• _Material provided_:
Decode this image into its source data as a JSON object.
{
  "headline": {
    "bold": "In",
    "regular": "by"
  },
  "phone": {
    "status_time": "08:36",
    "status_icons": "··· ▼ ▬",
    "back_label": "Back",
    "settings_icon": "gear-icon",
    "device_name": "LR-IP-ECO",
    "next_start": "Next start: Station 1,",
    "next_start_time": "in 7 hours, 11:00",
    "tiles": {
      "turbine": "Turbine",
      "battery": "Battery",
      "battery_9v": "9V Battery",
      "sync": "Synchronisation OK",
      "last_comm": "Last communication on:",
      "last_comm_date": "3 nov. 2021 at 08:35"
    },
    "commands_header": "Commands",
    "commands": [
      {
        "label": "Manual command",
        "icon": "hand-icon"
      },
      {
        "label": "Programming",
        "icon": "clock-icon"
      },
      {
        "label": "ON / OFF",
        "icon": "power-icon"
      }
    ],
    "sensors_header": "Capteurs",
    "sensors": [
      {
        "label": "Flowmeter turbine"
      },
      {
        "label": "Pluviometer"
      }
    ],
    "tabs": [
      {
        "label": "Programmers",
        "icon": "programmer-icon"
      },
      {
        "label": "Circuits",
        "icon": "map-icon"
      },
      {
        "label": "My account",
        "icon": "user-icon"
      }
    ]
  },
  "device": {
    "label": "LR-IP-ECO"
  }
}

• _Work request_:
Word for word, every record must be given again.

• _Exercise output_:
Decode this image into its source data as a JSON object.
{
  "headline": {
    "bold": "In",
    "regular": "by"
  },
  "phone": {
    "status_time": "08:36",
    "status_icons": "··· ▼ ▬",
    "back_label": "Back",
    "settings_icon": "gear-icon",
    "device_name": "LR-IP-ECO",
    "next_start": "Next start: Station 1,",
    "next_start_time": "in 7 hours, 11:00",
    "tiles": {
      "turbine": "Turbine",
      "battery": "Battery",
      "battery_9v": "9V Battery",
      "sync": "Synchronisation OK",
      "last_comm": "Last communication on:",
      "last_comm_date": "3 nov. 2021 at 08:35"
    },
    "commands_header": "Commands",
    "commands": [
      {
        "label": "Manual command",
        "icon": "hand-icon"
      },
      {
        "label": "Programming",
        "icon": "clock-icon"
      },
      {
        "label": "ON / OFF",
        "icon": "power-icon"
      }
    ],
    "sensors_header": "Capteurs",
    "sensors": [
      {
        "label": "Flowmeter turbine"
      },
      {
        "label": "Pluviometer"
      }
    ],
    "tabs": [
      {
        "label": "Programmers",
        "icon": "programmer-icon"
      },
      {
        "label": "Circuits",
        "icon": "map-icon"
      },
      {
        "label": "My account",
        "icon": "user-icon"
      }
    ]
  },
  "device": {
    "label": "LR-IP-ECO"
  }
}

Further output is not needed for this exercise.